The CD-I Bridge format specified in the White Book is a standard for entering CD-I data onto CD-ROM XA discs. A CD-I Bridge disc is a special type of CD-ROM XA disc that satisfies both CD-ROM XA and CD-I standards, allowing it to be played back in both types of players. It can be played back by personal computers, CD-I players, Electronic Books and other products equipped with compatible device drivers.
The White Book, produced by JVC and Philips, used the sector structure of CD-ROM-XA to produce a Video-CD ("bridge disc,' or a hybrid CD derived from the Karaoke-CD concept). Video-CDs can be played in CD-ROM-XA and CD-I drives as well. Video-CD uses interleaved full-motion MPEG video. Another implementation of the White Book is the Kodak Photo-CD.

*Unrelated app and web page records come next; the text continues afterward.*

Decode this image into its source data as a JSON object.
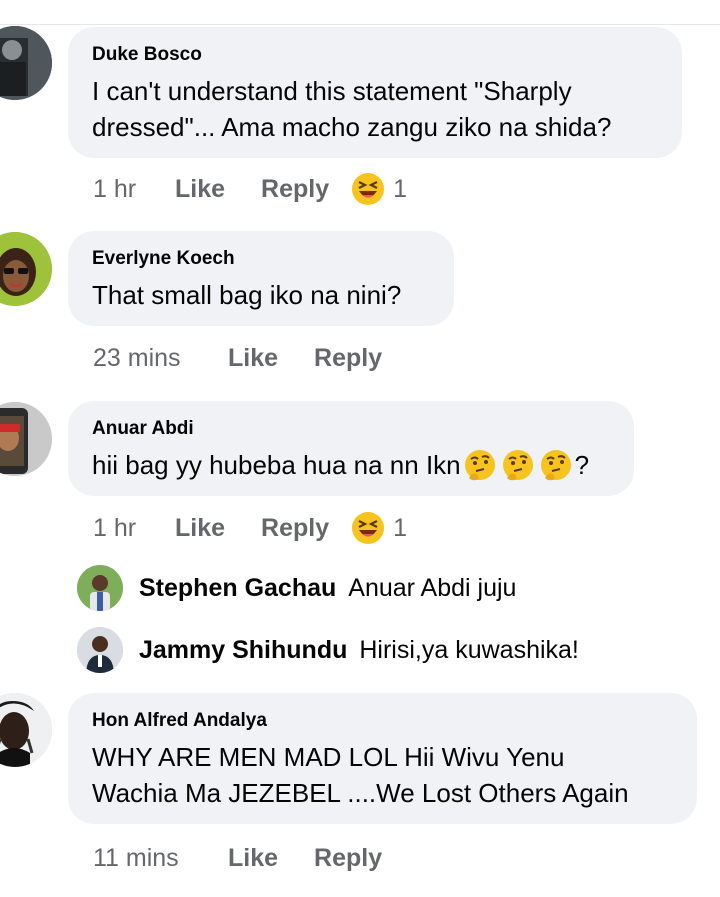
{
  "comments": [
    {
      "author": "Duke Bosco",
      "text_lines": [
        "I can't understand this statement \"Sharply",
        "dressed\"... Ama macho zangu ziko na shida?"
      ],
      "time": "1 hr",
      "like": "Like",
      "reply": "Reply",
      "reaction": {
        "icon": "laughing-squint-emoji-icon",
        "count": "1"
      }
    },
    {
      "author": "Everlyne Koech",
      "text_lines": [
        "That small bag iko na nini?"
      ],
      "time": "23 mins",
      "like": "Like",
      "reply": "Reply"
    },
    {
      "author": "Anuar Abdi",
      "text": "hii bag yy hubeba hua na nn Ikn",
      "text_suffix": "?",
      "emoji": "thinking-face-emoji-icon",
      "time": "1 hr",
      "like": "Like",
      "reply": "Reply",
      "reaction": {
        "icon": "laughing-squint-emoji-icon",
        "count": "1"
      },
      "replies": [
        {
          "author": "Stephen Gachau",
          "text": "Anuar Abdi juju"
        },
        {
          "author": "Jammy Shihundu",
          "text": "Hirisi,ya kuwashika!"
        }
      ]
    },
    {
      "author": "Hon Alfred Andalya",
      "text_lines": [
        "WHY ARE MEN MAD LOL Hii Wivu Yenu",
        "Wachia Ma JEZEBEL ....We Lost Others Again"
      ],
      "time": "11 mins",
      "like": "Like",
      "reply": "Reply"
    }
  ],
  "colors": {
    "bubble": "#f0f2f5",
    "meta": "#65676b",
    "text": "#050505",
    "emoji_yellow": "#f7c31e"
  }
}
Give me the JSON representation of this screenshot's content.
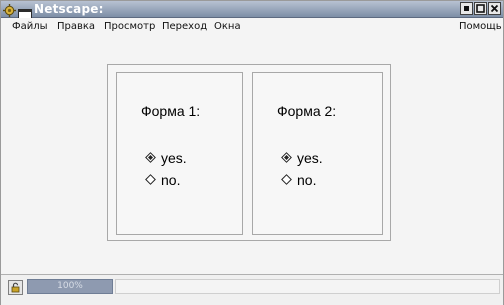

The White Book, which was released in 1987 by Sony, Philips, Matsushita, and JVC refers to a standard of compact disc that stores not only sound but also still pictures and motion video. These discs, most commonly found in Asia, are usually called "Video CDs" or "VCDs." In some ways, VCD can be thought of as the predecessor to SVCD and DVD.